Read more about the challenges to be tackled by the new industrial strategy

Boosting the circular economy


In addition the Commission presented the EU Circular Economy Action Plan in March, which includes measures along the entire life cycle of products promoting circular economy processes, fostering sustainable consumption and guaranteeing less waste. It will focus on:

Find out more about the benefits of the circular economy and how the Parliament fights plastic pollution.


Creating a sustainable food system


The food sector is one the main drivers of climate change. Even though EU agriculture is the only major farm sector worldwide to have reduced its greenhouse gas emissions (by 20% since 1990), it still accounts for about 10% of emissions (of which 70% are due to animals).


The  Farm to Fork strategy, presented by the Commission in May 2020, should guarantee a fair, healthy and environmentally friendly food system, whilst ensuring farmers’ livelihoods. It covers the entire food supply chain, from cutting the use of pesticides and sales of antimicrobials by half and reducing the use of fertilisers to increasing the use of organic farming.


Find out how the Parliament is combatting pesticides in food.

Preserving biodiversity


At the same time the EU aims to tackle the loss in biodiversity, including the potential extinction of one million species. The EU Biodiversity Strategy for 2030, unveiled in May by the Commission, aims to protect nature, reverse the degradation of ecosystems and halt biodiversity loss.

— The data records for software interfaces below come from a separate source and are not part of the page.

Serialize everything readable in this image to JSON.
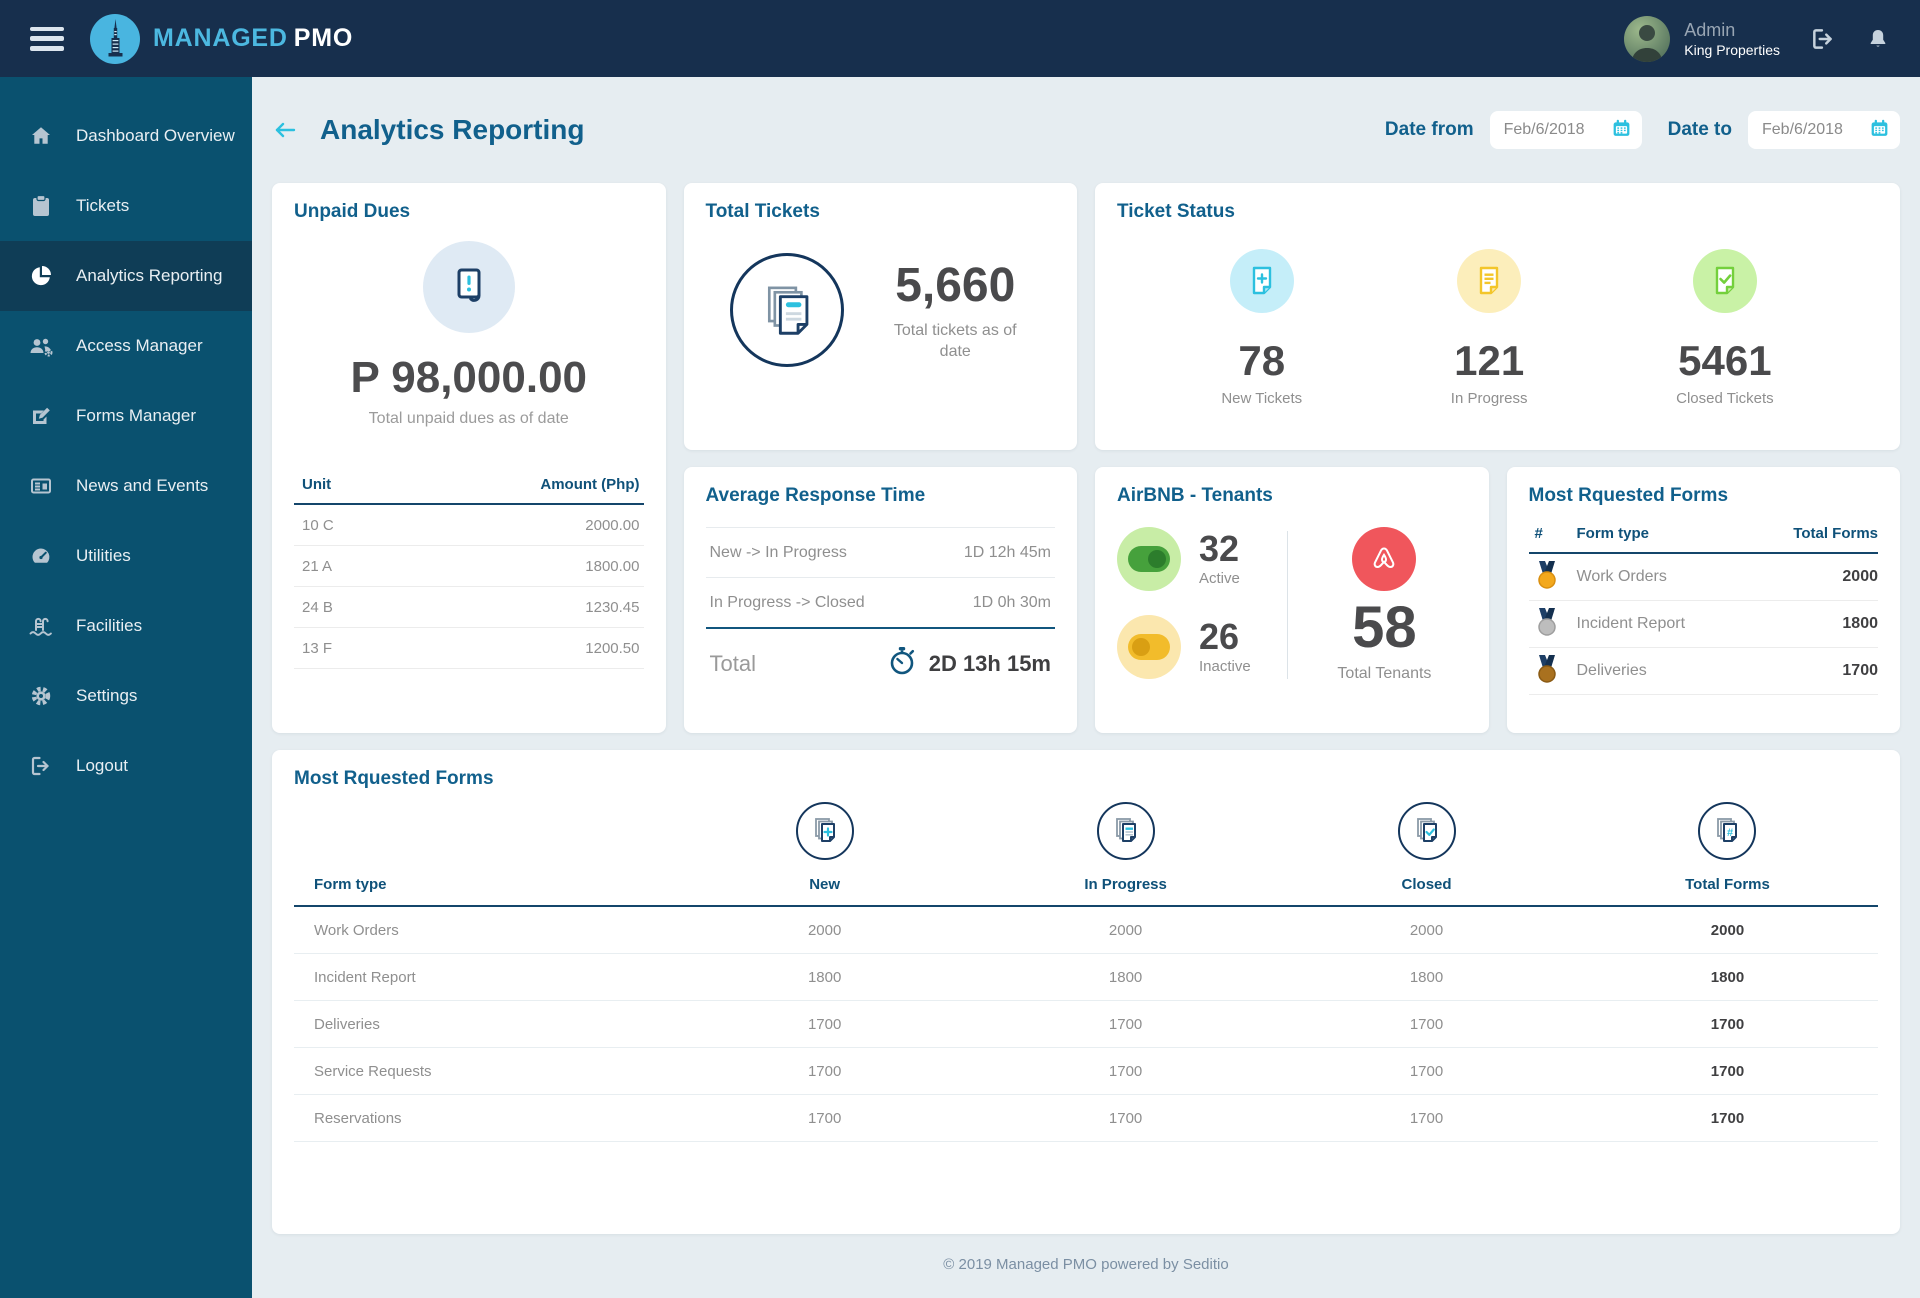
{
  "colors": {
    "navbar_bg": "#172f4d",
    "sidebar_bg": "#0a516f",
    "sidebar_active_bg": "#0f3d56",
    "content_bg": "#e6edf1",
    "accent_cyan": "#2cc0df",
    "title_navy": "#11608c",
    "status_new": "#2cc0df",
    "status_in_progress": "#f3c62a",
    "status_closed": "#74d03c",
    "airbnb_red": "#f0565c"
  },
  "navbar": {
    "brand_managed": "MANAGED",
    "brand_pmo": "PMO",
    "user_name": "Admin",
    "user_company": "King Properties",
    "icons": [
      "hamburger-icon",
      "logout-icon",
      "bell-icon"
    ]
  },
  "sidebar": {
    "items": [
      {
        "label": "Dashboard Overview",
        "icon": "home-icon",
        "active": false
      },
      {
        "label": "Tickets",
        "icon": "clipboard-icon",
        "active": false
      },
      {
        "label": "Analytics Reporting",
        "icon": "pie-chart-icon",
        "active": true
      },
      {
        "label": "Access Manager",
        "icon": "users-gear-icon",
        "active": false
      },
      {
        "label": "Forms Manager",
        "icon": "edit-icon",
        "active": false
      },
      {
        "label": "News and Events",
        "icon": "newspaper-icon",
        "active": false
      },
      {
        "label": "Utilities",
        "icon": "gauge-icon",
        "active": false
      },
      {
        "label": "Facilities",
        "icon": "pool-ladder-icon",
        "active": false
      },
      {
        "label": "Settings",
        "icon": "gear-icon",
        "active": false
      },
      {
        "label": "Logout",
        "icon": "logout-icon",
        "active": false
      }
    ]
  },
  "header": {
    "title": "Analytics Reporting",
    "back_icon": "back-arrow-icon",
    "date_from_label": "Date from",
    "date_from_value": "Feb/6/2018",
    "date_to_label": "Date to",
    "date_to_value": "Feb/6/2018",
    "calendar_icon": "calendar-icon"
  },
  "cards": {
    "unpaid_dues": {
      "title": "Unpaid Dues",
      "icon": "receipt-alert-icon",
      "total": "P 98,000.00",
      "subtitle": "Total unpaid dues as of date",
      "columns": {
        "unit": "Unit",
        "amount": "Amount  (Php)"
      },
      "rows": [
        [
          "10 C",
          "2000.00"
        ],
        [
          "21 A",
          "1800.00"
        ],
        [
          "24 B",
          "1230.45"
        ],
        [
          "13 F",
          "1200.50"
        ]
      ]
    },
    "total_tickets": {
      "title": "Total Tickets",
      "icon": "documents-stack-icon",
      "value": "5,660",
      "subtitle": "Total tickets as of date"
    },
    "ticket_status": {
      "title": "Ticket Status",
      "items": [
        {
          "value": "78",
          "label": "New Tickets",
          "icon": "document-plus-icon"
        },
        {
          "value": "121",
          "label": "In Progress",
          "icon": "document-lines-icon"
        },
        {
          "value": "5461",
          "label": "Closed Tickets",
          "icon": "document-check-icon"
        }
      ]
    },
    "avg_response": {
      "title": "Average Response Time",
      "rows": [
        {
          "label": "New -> In Progress",
          "value": "1D 12h 45m"
        },
        {
          "label": "In Progress -> Closed",
          "value": "1D 0h 30m"
        }
      ],
      "total_label": "Total",
      "total_icon": "stopwatch-icon",
      "total_value": "2D 13h 15m"
    },
    "airbnb": {
      "title": "AirBNB - Tenants",
      "active_value": "32",
      "active_label": "Active",
      "active_icon": "toggle-on-icon",
      "inactive_value": "26",
      "inactive_label": "Inactive",
      "inactive_icon": "toggle-off-icon",
      "logo_icon": "airbnb-icon",
      "total_value": "58",
      "total_label": "Total Tenants"
    },
    "most_requested_side": {
      "title": "Most Rquested Forms",
      "columns": {
        "rank": "#",
        "form": "Form type",
        "total": "Total Forms"
      },
      "rows": [
        {
          "medal": "gold-medal-icon",
          "form": "Work Orders",
          "total": "2000"
        },
        {
          "medal": "silver-medal-icon",
          "form": "Incident Report",
          "total": "1800"
        },
        {
          "medal": "bronze-medal-icon",
          "form": "Deliveries",
          "total": "1700"
        }
      ]
    },
    "most_requested_table": {
      "title": "Most Rquested Forms",
      "column_icons": [
        "documents-plus-icon",
        "documents-lines-icon",
        "documents-check-icon",
        "documents-count-icon"
      ],
      "columns": [
        "Form type",
        "New",
        "In Progress",
        "Closed",
        "Total Forms"
      ],
      "rows": [
        [
          "Work Orders",
          "2000",
          "2000",
          "2000",
          "2000"
        ],
        [
          "Incident Report",
          "1800",
          "1800",
          "1800",
          "1800"
        ],
        [
          "Deliveries",
          "1700",
          "1700",
          "1700",
          "1700"
        ],
        [
          "Service Requests",
          "1700",
          "1700",
          "1700",
          "1700"
        ],
        [
          "Reservations",
          "1700",
          "1700",
          "1700",
          "1700"
        ]
      ]
    }
  },
  "footer": {
    "copyright": "© 2019 Managed PMO powered by Seditio"
  }
}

Parliament adopted its position on the EU Biodiversity Strategy for 2030: bringing nature back into our lives on 8 June, insisting that its implementation is consistent with other European Green Deal strategies.


Learn more about the EU biodiversity strategy for 2030


Parliament has been advocating sustainable forestry as forests play an essential role in absorbing and offsetting carbon emissions. MEPs also recognise forestry's contribution to creating jobs in rural communities and the role the EU could play in protecting and restoring the world’s forests.